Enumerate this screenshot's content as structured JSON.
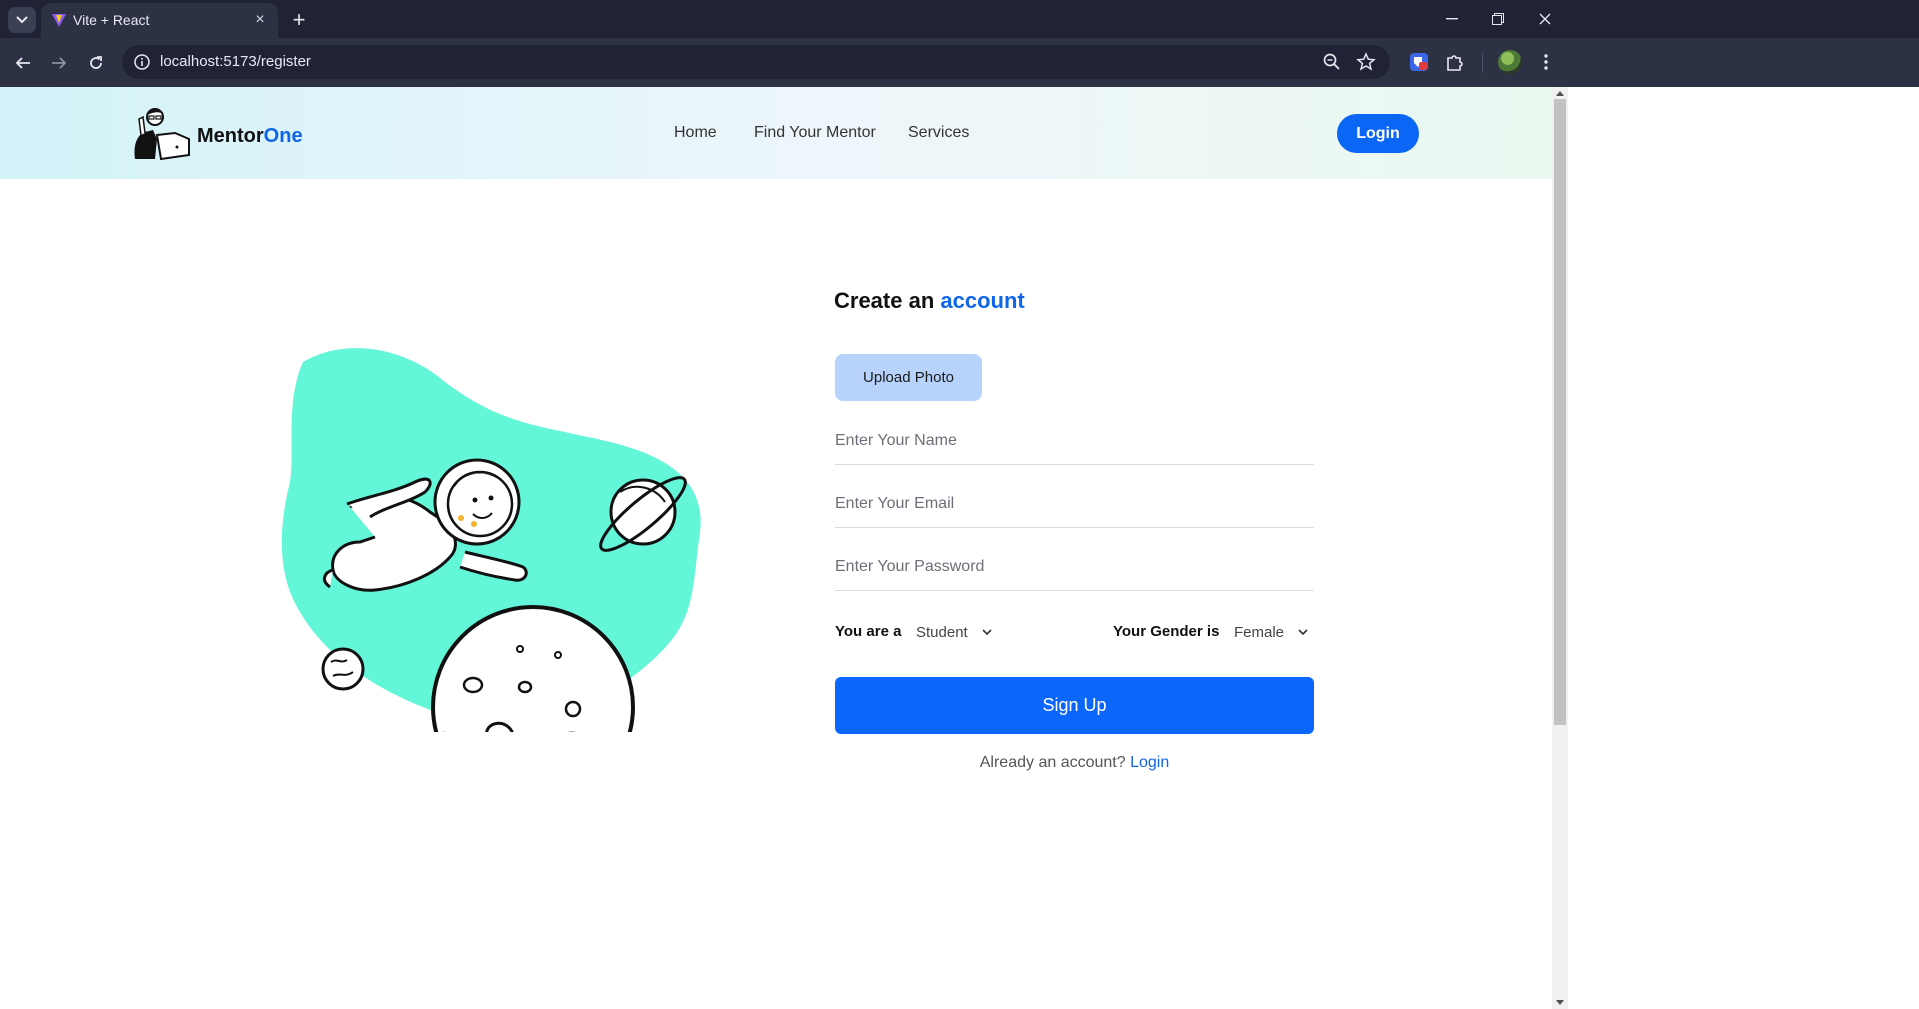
{
  "browser": {
    "tab_title": "Vite + React",
    "tab_close": "×",
    "new_tab": "+",
    "url": "localhost:5173/register"
  },
  "site": {
    "brand_primary": "Mentor",
    "brand_accent": "One",
    "nav": [
      "Home",
      "Find Your Mentor",
      "Services"
    ],
    "login_label": "Login"
  },
  "form": {
    "title_prefix": "Create an",
    "title_accent": "account",
    "upload_label": "Upload Photo",
    "name_placeholder": "Enter Your Name",
    "email_placeholder": "Enter Your Email",
    "password_placeholder": "Enter Your Password",
    "role_label": "You are a",
    "role_value": "Student",
    "gender_label": "Your Gender is",
    "gender_value": "Female",
    "submit_label": "Sign Up",
    "already_text": "Already an account?",
    "login_link": "Login"
  },
  "colors": {
    "accent": "#0f66e8",
    "button": "#0b66fb",
    "upload_bg": "#b7d2fb",
    "art_blob": "#63f6d8",
    "chrome_dark": "#1f2335"
  },
  "icons": [
    "chevron-down-icon",
    "vite-favicon",
    "close-icon",
    "plus-icon",
    "minimize-icon",
    "restore-icon",
    "window-close-icon",
    "back-arrow-icon",
    "forward-arrow-icon",
    "reload-icon",
    "site-info-icon",
    "zoom-icon",
    "star-icon",
    "extension-shield-icon",
    "puzzle-icon",
    "menu-dots-icon"
  ]
}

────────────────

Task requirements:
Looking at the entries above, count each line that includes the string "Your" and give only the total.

Answer to the problem:
5